We are in a very difficult situation. KLM secured EUR 4.6 billion from the Dutch government. Air France has secured EUR 7.6 billion from the French government. US airlines combined received USD 27 billion. No one can tell the right time when the pandemic ends and air travel would resume.

Human beings are born to work, travel and trade. They are not born to be locked down at home. So somehow this problem would be resolved and travel would continue. With the necessary precaution it will restart gradually.

We hope that the air space would be open in July and air travel would resume. But air traffic would not pick up immediately. It would take a long time to recover.
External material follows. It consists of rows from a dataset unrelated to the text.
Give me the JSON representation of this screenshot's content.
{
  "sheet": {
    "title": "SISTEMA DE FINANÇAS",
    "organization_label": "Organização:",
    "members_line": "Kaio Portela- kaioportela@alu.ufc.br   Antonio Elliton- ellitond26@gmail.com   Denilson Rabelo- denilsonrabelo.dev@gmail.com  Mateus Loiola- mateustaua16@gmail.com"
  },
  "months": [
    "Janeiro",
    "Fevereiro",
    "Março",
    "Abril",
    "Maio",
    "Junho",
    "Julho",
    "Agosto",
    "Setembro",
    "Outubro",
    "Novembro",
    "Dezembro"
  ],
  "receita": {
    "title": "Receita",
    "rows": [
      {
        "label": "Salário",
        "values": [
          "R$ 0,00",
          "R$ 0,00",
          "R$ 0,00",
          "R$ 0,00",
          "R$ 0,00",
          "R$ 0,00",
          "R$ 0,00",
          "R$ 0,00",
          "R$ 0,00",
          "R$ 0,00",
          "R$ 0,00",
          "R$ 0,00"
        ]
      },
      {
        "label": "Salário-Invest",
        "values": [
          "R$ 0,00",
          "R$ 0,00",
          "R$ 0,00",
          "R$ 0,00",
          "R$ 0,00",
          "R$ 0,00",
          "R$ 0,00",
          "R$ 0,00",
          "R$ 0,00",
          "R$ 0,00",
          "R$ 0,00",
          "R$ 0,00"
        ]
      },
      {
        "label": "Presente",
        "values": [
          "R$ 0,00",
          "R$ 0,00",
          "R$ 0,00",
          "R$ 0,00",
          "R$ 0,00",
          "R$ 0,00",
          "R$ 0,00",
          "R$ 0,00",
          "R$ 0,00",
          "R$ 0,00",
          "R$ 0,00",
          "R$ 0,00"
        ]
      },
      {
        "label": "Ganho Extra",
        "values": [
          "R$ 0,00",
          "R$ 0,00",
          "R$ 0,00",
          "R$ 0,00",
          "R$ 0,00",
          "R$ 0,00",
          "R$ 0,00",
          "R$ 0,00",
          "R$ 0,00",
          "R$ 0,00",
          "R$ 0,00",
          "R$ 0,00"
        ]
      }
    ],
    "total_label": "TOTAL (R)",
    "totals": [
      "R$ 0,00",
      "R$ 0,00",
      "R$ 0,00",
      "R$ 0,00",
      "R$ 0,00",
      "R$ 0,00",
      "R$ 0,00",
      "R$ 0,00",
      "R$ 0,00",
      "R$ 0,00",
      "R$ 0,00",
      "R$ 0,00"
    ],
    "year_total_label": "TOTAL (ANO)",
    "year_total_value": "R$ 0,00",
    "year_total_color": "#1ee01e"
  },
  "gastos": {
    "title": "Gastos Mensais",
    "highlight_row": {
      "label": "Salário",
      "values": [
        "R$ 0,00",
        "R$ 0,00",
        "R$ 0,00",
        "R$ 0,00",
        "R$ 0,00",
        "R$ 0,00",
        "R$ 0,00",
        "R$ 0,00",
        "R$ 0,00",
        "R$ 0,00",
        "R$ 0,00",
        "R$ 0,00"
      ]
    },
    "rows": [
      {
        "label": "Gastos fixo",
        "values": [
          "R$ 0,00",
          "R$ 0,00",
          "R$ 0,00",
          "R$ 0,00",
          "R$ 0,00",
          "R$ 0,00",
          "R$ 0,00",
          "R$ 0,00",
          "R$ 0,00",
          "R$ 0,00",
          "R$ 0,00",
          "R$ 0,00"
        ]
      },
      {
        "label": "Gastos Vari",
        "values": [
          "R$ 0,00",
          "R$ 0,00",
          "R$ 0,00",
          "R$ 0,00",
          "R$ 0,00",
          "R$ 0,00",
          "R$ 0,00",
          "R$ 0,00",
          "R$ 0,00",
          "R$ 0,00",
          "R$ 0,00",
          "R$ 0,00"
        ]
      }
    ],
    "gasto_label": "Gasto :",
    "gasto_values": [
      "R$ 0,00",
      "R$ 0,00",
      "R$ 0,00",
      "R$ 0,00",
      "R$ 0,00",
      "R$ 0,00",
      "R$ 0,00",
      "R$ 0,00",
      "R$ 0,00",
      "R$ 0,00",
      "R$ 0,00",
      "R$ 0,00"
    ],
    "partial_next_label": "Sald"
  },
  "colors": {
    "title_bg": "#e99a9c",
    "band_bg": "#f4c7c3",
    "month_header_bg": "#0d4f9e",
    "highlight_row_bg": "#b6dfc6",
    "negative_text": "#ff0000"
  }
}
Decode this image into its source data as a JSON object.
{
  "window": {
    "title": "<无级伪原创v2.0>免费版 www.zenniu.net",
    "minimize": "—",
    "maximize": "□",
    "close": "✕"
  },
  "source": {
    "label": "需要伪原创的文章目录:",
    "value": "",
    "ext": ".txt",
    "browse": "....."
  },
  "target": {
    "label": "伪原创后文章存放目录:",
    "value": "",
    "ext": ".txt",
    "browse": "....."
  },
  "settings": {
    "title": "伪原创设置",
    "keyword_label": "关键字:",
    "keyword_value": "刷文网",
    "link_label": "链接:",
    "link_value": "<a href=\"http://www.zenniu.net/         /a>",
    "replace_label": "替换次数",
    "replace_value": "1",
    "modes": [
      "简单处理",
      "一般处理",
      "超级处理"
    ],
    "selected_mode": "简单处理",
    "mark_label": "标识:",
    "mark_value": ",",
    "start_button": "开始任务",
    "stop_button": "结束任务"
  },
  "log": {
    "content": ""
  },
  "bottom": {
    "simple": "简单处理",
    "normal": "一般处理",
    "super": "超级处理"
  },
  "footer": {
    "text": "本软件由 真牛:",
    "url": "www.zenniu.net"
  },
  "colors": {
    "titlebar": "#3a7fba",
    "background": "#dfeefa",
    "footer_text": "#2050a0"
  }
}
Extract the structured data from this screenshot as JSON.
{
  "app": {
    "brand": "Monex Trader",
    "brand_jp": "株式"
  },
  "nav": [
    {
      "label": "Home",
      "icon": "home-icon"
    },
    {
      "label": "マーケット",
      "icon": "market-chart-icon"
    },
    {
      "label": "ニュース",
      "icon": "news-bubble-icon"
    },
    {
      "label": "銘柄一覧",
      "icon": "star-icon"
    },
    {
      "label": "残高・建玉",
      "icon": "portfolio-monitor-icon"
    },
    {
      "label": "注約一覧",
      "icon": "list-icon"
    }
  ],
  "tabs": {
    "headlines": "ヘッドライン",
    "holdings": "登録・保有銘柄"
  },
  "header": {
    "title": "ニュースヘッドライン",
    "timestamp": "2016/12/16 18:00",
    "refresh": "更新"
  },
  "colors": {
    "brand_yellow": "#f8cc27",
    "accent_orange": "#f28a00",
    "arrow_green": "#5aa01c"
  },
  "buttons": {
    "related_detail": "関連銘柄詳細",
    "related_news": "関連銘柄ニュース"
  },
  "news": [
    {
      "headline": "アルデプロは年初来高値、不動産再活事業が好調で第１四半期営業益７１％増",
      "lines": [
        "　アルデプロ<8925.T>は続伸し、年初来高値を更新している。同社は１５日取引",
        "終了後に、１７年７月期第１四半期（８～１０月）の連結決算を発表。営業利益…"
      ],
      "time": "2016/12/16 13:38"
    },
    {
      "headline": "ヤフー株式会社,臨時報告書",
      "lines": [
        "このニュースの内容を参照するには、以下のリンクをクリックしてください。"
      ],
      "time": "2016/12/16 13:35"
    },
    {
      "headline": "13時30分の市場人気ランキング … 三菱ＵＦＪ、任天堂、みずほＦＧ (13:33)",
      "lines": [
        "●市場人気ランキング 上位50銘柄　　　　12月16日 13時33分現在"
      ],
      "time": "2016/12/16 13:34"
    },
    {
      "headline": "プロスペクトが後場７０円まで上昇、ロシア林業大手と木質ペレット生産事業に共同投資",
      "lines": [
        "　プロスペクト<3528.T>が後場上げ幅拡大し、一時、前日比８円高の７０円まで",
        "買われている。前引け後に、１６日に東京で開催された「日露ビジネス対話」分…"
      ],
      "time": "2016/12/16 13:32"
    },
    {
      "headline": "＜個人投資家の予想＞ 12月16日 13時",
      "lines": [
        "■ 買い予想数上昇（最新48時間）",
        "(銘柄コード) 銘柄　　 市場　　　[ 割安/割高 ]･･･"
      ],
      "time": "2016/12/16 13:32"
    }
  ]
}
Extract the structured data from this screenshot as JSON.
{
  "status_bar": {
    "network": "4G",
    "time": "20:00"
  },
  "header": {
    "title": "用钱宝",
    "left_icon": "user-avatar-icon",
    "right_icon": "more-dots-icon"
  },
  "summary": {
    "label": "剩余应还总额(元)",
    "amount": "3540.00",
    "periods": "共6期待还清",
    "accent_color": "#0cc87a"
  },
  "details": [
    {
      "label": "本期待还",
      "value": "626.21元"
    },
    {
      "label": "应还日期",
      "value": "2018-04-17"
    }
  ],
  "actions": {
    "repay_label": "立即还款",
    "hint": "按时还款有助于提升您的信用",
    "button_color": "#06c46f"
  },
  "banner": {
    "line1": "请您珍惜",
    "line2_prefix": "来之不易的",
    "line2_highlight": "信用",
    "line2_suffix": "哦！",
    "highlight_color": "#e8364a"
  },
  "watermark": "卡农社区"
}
We are struggling to pass this trying time by reducing our costs and focus on other means of income like Cargo, MRO and hotel business to survive. We believe that we will pass through the storms. There will be many casualties in the airline industry. Many airlines will die in the process. Especially in Africa, there will be many casualties. And we will pass through this challenging time and get prepared to exploit the market gaps that would be created due to the causalities.

Have you returned your leased aircraft?

No, we did not return our leased aircraft. But we postponed new deliveries schedule.

If the passenger aircraft are parked at the Addis Ababa Bole International Airport why don’t you return them to the lessors?

We have a long-term lease contract. If we decide to return the aircraft the lessors would fine us for breach of contract. They would charge us the whole lease period so it is better to keep the aircraft.

Didn’t you negotiate to lower the lease rate?

That also didn’t work. Because many airlines have filed similar requests. Many airlines that went bust have returned their leased aircraft. Those who went bankrupt and who are under business protection as part of the bankruptcy administration procedure have returned their aircraft. Since we have not declared bankruptcy we could not do that.

Have you requested for loan repayment reschedule?

We have tried to secure loans from the World Bank, IFC, AfDB and the Asian Infrastructure Development Bank but we have not been successful so far. Because the process is too long and the interest rates are higher.

What about the loans that you took for aircraft purchase from commercial banks?

We are servicing those loans.

Have you asked the commercial banks to reschedule the repayment period?

We have not done that. We do not want to defer on loans. You see Ethiopian Airlines has a commendable credit history. Throughout its 74 year history Ethiopian Airlines pays its loans according to schedule. So now asking for loan repayment reschedule will affect our credit history and we do not want that to happen.